DATA EXCERPTS: Begin
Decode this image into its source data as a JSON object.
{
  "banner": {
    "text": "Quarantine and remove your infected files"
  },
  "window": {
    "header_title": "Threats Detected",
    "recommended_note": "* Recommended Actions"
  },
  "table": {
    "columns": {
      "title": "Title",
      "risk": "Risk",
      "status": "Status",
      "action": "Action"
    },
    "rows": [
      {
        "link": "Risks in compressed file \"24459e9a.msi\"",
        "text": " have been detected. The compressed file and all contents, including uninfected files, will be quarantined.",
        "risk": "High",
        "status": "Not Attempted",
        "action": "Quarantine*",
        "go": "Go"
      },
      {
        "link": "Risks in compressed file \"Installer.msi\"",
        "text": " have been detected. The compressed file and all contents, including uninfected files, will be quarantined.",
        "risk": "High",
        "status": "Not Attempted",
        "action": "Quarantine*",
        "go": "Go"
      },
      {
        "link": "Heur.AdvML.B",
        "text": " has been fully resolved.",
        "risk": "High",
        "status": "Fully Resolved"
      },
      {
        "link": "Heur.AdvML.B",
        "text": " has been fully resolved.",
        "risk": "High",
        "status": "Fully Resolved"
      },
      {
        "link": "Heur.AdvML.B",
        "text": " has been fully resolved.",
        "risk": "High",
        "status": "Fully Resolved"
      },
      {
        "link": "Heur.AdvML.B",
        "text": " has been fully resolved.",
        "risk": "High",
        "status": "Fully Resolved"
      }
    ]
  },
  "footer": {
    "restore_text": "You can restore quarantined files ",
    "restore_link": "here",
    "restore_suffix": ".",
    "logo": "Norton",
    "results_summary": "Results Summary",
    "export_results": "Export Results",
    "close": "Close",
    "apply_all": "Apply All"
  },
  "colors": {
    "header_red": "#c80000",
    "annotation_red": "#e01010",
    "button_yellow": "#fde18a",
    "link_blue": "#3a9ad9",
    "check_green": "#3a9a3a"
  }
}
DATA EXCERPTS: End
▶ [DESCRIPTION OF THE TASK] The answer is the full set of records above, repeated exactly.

▶ [RESPONSE TO THIS TASK]
Decode this image into its source data as a JSON object.
{
  "banner": {
    "text": "Quarantine and remove your infected files"
  },
  "window": {
    "header_title": "Threats Detected",
    "recommended_note": "* Recommended Actions"
  },
  "table": {
    "columns": {
      "title": "Title",
      "risk": "Risk",
      "status": "Status",
      "action": "Action"
    },
    "rows": [
      {
        "link": "Risks in compressed file \"24459e9a.msi\"",
        "text": " have been detected. The compressed file and all contents, including uninfected files, will be quarantined.",
        "risk": "High",
        "status": "Not Attempted",
        "action": "Quarantine*",
        "go": "Go"
      },
      {
        "link": "Risks in compressed file \"Installer.msi\"",
        "text": " have been detected. The compressed file and all contents, including uninfected files, will be quarantined.",
        "risk": "High",
        "status": "Not Attempted",
        "action": "Quarantine*",
        "go": "Go"
      },
      {
        "link": "Heur.AdvML.B",
        "text": " has been fully resolved.",
        "risk": "High",
        "status": "Fully Resolved"
      },
      {
        "link": "Heur.AdvML.B",
        "text": " has been fully resolved.",
        "risk": "High",
        "status": "Fully Resolved"
      },
      {
        "link": "Heur.AdvML.B",
        "text": " has been fully resolved.",
        "risk": "High",
        "status": "Fully Resolved"
      },
      {
        "link": "Heur.AdvML.B",
        "text": " has been fully resolved.",
        "risk": "High",
        "status": "Fully Resolved"
      }
    ]
  },
  "footer": {
    "restore_text": "You can restore quarantined files ",
    "restore_link": "here",
    "restore_suffix": ".",
    "logo": "Norton",
    "results_summary": "Results Summary",
    "export_results": "Export Results",
    "close": "Close",
    "apply_all": "Apply All"
  },
  "colors": {
    "header_red": "#c80000",
    "annotation_red": "#e01010",
    "button_yellow": "#fde18a",
    "link_blue": "#3a9ad9",
    "check_green": "#3a9a3a"
  }
}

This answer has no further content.